As mentioned earlier, by 1992 the French publication Intelligence Newsletter reported that Libyan and British officials were due to meet under the auspices of the United Nations in Geneva to allow Libya to hand over details of help it had given to the IRA. This was on foot of an offer from the Libyans in exchange for lifting the air embargo against Libya.
Investigations and compensation
Bruguiere, after an 8 year investigation, achieved a massive compensation payment for French victims of the plane bombing in 1989 over Niger.
Bruguiere’s investigation, conducted in close co-operation with the CIA and the FBI, concluded that the effective head of Libyan Intelligence Abdelsalam Senoussi , who was Gaddafi’s brother in law, instigated the plot to bomb the French aircraft in revenge for France’s aid to Chad – then in dispute with Libya.
In 1999 a seven-judge panel convicted six Libyans and sentenced them in absentia. The Libyans paid over $33 million in reparations and a victims’ advocacy group later received €170million from a Gaddafi family charity.
UN resolutions 731 of January 1992, and 883 of November 1993 imposed additional heavy sanctions on Libya to ensure compliance with an earlier resolution 731 which demanded that Libya submit the bombing suspects to the appropriate legal authorities and prove it had ceased support for international terrorism. France had already used the economic weapon of cutting its oil purchases from Libya. The screw was being turned on Gaddafi.
In August 2003 the Libyan Government accepted responsibility “for the actions of its officials” regarding the bombing of Pan Am 103 over Lockerbie. After Libya took further steps to comply with UN Resolutions the UN voted to remove sanctions. They were lifted permanently in September 2004. The Libyan Government paid over a total of $2.7billion or $10 million for each victim.
When sanctions were lifted and during the so-called ‘War on Terror’ Libya, perceived as ‘opening up’, was the subject of overtures by Tony Blair. As Ethan Chorin pointed out in his book, ‘Exit the Colonel’ (2012):
“Blair’s interest in Libya and Gaddafi dates back at least to his early days as Prime Minister. British intelligence played a key role in the Lockerbie deal and the lifting of UN sanctions in 1999; Blair made his first official visit to Tripoli in 2003 and spent the subsequent years heavily promoting Libya-UK commercial deals”. As Chorin pointed out Blair continued to have a keen interest in Libya and after retirement from politics made half a dozen visits to Libya for “commercial reasons”. Blair was at the time the EU’s Middle East Peace Envoy. He subsequently lobbied for JP Morgan in relation to possible business deals.
Blair’s actions looked questionable in the context of the subsequent Libyan Revolution.
The British and American rendition of members of the Islamist opposition resulted in torture in ‘Black sites’ and were followed by rendition to Libya and further torture or execution. Islamist leader Belhadj, rendered from Bangkok, was one of the lucky ones who lived to receive compensation.
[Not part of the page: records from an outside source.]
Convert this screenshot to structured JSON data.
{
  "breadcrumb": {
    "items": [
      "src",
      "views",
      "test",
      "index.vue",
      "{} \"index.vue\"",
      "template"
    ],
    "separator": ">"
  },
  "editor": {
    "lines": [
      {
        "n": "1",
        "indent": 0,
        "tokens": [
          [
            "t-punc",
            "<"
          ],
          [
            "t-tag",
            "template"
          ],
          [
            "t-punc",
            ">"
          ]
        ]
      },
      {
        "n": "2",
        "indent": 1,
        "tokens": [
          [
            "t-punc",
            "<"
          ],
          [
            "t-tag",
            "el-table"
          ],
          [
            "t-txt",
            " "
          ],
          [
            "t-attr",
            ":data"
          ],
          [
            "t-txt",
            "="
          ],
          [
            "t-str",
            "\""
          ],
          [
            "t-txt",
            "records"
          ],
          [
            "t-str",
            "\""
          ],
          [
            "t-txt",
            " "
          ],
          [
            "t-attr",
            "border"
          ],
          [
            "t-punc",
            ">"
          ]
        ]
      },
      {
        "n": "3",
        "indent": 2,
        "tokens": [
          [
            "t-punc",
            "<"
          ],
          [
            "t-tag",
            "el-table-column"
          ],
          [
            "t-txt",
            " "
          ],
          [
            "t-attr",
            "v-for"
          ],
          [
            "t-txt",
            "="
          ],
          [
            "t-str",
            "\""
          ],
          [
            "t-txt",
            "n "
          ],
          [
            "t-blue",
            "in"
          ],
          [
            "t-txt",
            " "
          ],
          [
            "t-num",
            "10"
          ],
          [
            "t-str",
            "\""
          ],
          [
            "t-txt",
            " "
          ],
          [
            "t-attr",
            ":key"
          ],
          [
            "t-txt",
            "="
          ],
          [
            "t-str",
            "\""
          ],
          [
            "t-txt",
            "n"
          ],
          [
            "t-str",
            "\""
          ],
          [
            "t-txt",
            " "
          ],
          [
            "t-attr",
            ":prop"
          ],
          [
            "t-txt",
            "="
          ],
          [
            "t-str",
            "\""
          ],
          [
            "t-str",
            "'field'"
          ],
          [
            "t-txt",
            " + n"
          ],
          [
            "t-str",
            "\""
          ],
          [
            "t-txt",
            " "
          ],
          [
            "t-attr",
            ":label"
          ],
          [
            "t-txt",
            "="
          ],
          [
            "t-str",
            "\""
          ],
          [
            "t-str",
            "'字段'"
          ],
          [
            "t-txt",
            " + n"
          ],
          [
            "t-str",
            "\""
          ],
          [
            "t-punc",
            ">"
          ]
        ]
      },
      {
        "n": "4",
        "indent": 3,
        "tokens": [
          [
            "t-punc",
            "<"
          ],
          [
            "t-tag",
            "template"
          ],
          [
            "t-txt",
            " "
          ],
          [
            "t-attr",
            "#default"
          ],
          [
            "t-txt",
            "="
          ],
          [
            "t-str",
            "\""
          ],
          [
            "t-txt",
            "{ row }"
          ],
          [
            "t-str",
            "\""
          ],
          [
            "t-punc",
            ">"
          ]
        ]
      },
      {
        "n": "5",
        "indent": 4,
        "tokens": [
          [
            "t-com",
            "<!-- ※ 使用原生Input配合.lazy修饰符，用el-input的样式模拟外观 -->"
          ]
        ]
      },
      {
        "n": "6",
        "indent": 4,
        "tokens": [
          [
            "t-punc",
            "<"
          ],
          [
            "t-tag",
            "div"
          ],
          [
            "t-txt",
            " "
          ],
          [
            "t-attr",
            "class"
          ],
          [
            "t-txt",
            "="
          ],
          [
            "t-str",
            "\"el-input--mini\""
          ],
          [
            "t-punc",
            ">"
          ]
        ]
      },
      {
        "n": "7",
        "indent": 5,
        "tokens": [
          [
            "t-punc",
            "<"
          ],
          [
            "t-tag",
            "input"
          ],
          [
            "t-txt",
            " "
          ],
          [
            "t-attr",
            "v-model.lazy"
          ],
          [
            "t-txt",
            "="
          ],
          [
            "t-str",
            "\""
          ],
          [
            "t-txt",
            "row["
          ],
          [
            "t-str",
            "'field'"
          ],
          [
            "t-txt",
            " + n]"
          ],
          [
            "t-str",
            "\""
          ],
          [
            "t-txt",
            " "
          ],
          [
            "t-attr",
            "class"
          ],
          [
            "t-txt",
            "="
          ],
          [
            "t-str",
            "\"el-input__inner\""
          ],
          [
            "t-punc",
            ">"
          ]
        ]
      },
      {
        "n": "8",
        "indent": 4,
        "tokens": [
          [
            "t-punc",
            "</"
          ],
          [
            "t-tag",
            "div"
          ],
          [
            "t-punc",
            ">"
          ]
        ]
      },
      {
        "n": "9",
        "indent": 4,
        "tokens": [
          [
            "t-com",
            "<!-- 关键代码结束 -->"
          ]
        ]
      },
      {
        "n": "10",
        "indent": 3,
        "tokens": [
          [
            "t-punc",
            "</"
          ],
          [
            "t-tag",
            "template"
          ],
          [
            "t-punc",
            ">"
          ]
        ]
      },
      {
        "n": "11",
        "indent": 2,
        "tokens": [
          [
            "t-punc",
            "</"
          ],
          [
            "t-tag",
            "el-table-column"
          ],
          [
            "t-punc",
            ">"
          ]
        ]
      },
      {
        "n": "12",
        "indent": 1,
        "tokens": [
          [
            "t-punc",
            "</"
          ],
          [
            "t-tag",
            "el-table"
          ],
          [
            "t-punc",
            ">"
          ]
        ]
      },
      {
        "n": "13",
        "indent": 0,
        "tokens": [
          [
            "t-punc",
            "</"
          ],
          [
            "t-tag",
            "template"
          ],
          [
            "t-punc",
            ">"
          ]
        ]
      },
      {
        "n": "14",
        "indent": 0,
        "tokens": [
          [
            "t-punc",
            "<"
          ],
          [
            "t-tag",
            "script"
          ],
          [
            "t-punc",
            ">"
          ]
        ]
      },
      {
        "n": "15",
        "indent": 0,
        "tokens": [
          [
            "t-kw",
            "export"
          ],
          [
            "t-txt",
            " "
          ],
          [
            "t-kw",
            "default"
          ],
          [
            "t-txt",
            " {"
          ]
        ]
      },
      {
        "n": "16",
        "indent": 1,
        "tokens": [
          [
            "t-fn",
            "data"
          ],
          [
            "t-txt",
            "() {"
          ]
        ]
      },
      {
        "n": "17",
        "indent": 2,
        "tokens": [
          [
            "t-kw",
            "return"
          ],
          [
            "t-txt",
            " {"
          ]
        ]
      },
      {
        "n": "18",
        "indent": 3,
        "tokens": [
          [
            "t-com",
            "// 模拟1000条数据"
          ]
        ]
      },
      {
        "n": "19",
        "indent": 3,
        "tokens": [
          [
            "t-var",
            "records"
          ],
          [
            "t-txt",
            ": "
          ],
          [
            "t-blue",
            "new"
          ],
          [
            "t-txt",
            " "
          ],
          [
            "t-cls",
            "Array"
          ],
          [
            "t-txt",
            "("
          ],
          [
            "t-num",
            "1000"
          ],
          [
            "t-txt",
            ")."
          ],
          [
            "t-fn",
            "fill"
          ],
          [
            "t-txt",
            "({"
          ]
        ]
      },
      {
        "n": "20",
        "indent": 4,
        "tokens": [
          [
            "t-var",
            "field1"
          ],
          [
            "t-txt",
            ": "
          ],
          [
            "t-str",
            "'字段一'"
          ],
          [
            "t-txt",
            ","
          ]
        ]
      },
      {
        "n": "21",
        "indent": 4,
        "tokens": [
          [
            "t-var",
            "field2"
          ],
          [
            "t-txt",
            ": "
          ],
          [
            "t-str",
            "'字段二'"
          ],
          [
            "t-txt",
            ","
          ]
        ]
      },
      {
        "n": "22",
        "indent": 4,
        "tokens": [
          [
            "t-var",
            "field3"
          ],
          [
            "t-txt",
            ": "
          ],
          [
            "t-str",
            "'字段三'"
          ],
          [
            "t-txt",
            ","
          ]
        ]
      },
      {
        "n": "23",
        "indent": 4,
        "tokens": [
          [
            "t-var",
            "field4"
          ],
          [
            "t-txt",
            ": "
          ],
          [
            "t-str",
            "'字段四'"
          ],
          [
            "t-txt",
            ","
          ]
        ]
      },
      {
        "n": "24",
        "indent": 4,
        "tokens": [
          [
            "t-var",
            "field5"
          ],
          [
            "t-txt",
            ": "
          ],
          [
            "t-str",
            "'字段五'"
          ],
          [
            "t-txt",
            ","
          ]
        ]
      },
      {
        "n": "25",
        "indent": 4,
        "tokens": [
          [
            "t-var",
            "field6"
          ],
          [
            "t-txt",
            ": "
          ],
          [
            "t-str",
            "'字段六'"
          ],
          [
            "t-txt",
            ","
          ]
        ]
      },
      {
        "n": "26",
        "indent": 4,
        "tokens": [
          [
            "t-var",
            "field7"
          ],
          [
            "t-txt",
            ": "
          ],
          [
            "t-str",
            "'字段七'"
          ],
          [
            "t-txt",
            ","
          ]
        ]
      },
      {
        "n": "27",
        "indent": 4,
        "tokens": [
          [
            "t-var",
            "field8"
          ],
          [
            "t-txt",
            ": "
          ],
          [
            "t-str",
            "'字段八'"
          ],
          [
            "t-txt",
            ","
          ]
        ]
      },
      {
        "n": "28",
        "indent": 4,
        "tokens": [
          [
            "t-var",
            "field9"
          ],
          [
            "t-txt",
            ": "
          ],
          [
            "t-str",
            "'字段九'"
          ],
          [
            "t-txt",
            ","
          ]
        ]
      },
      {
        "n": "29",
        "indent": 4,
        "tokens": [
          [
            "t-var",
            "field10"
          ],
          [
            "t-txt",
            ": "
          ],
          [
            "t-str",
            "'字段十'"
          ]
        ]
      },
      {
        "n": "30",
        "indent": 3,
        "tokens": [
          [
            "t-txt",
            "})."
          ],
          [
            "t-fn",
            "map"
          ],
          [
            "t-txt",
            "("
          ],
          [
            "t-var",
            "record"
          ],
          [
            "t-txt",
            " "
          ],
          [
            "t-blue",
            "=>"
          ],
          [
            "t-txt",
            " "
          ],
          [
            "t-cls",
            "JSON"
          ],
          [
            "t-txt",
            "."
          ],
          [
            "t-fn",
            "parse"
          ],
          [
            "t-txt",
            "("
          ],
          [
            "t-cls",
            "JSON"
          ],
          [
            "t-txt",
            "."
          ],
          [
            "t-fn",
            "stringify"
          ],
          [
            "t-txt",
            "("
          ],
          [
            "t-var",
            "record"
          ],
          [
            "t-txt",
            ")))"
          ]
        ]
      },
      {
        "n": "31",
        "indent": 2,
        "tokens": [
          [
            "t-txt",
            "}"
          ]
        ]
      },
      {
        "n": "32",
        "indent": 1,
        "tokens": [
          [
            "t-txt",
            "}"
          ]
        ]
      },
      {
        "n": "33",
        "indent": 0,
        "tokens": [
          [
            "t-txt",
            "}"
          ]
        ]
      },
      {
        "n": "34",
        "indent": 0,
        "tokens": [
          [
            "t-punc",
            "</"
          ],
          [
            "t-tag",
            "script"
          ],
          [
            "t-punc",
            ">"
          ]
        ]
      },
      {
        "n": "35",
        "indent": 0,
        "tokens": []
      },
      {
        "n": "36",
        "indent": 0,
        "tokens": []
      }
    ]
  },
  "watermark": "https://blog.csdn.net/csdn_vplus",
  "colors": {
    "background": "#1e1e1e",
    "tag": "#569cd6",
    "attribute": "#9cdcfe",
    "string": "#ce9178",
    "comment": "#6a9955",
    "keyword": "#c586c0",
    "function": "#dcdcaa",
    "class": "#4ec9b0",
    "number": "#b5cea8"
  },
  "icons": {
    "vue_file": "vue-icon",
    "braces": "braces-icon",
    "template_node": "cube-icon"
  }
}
Muammaar Gaddafi was brutally killed on 20 October 2011, after the battle of Sirte during the Libyan Revolution. The anti-Gaddafi rebels, including the formerly-hunted ‘Islamicists’, were supported on the battlefield by French and British airpower.
The Faustian pact between the Gaddafi regime and the US and Britain, though now at an end, provided important information to the various intelligence services. Moussa Kusa, described by Chorin as “perhaps acting as a double agent” was believed to have supplied the CIA and M16 with valuable intelligence “including (the names of) black market suppliers”.
The success of the case brought by the family of UDA man William Kingsberry has changed the basis for victims to claim compensation.
Civil actions now appear to be the only way for victims to get compensation.
Meanwhile a fractured and impoverished Libyan polity attempts to achieve stability while billions of dollars of Gaddafi funds, often embezzled from the Libyan State, lie in international banks, frozen and the subject of multiple stymied investigations.
OTHER STORIES ABOUT BRITISH INTELLIGENCE, GARDA AND RUC-PSNI AFFAIRS ON THIS WEBSITE BY DEIRDRE YOUNGE: